It’s impossible to say whether Facebook banning the sharing of news content in Australia is good or bad. As with all things related to Mark Zuckerberg’s company, unintended consequences are inevitable. It’s possible that the loss of Facebook as a news resource will encourage users to get outside their bubble and look for news elsewhere. Facebook’s claims that news publishers profit from links in the newsfeed ignores the fact the company has worked to train users to view its social network as a destination for news. The company has also worked directly with publishers to tailor content for the platform, the most infamous example being the “pivot to video” debacle.
But the real-world consequences that have followed the pervasive sharing of disinformation on Facebook may have made news content less desirable for the company’s executives. And now we’re apparently going to get a chance to see what a news-free Facebook is like.
Australia’s population is just shy of 26 million people while Facebook has about 1.85 billion daily active users globally. I’m sorry that my Australian readers have to be the guinea pigs in this experiment but that seems like a nice sample size to find out what effects follow the death of news on the platform. I’m optimistic!

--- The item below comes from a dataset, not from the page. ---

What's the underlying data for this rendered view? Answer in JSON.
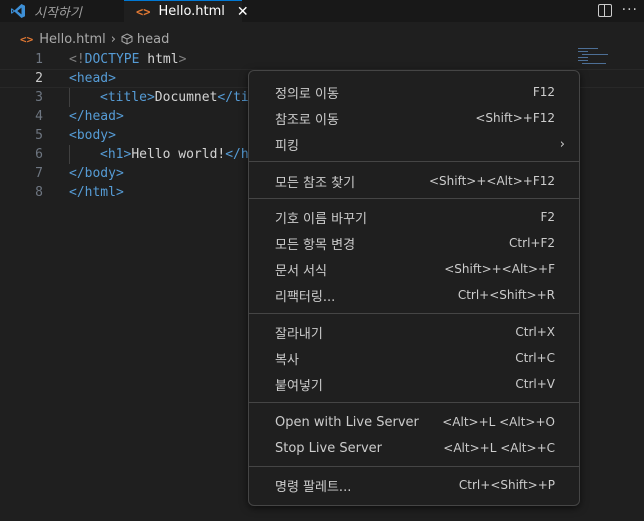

Of course, if Australian publishers start losing a ton of money, they’ll be pressuring those same lawmakers to head back to the negotiating table with Facebook. For now, it’s just nice to see some kind of progress in the debate over the relationship between news and social media.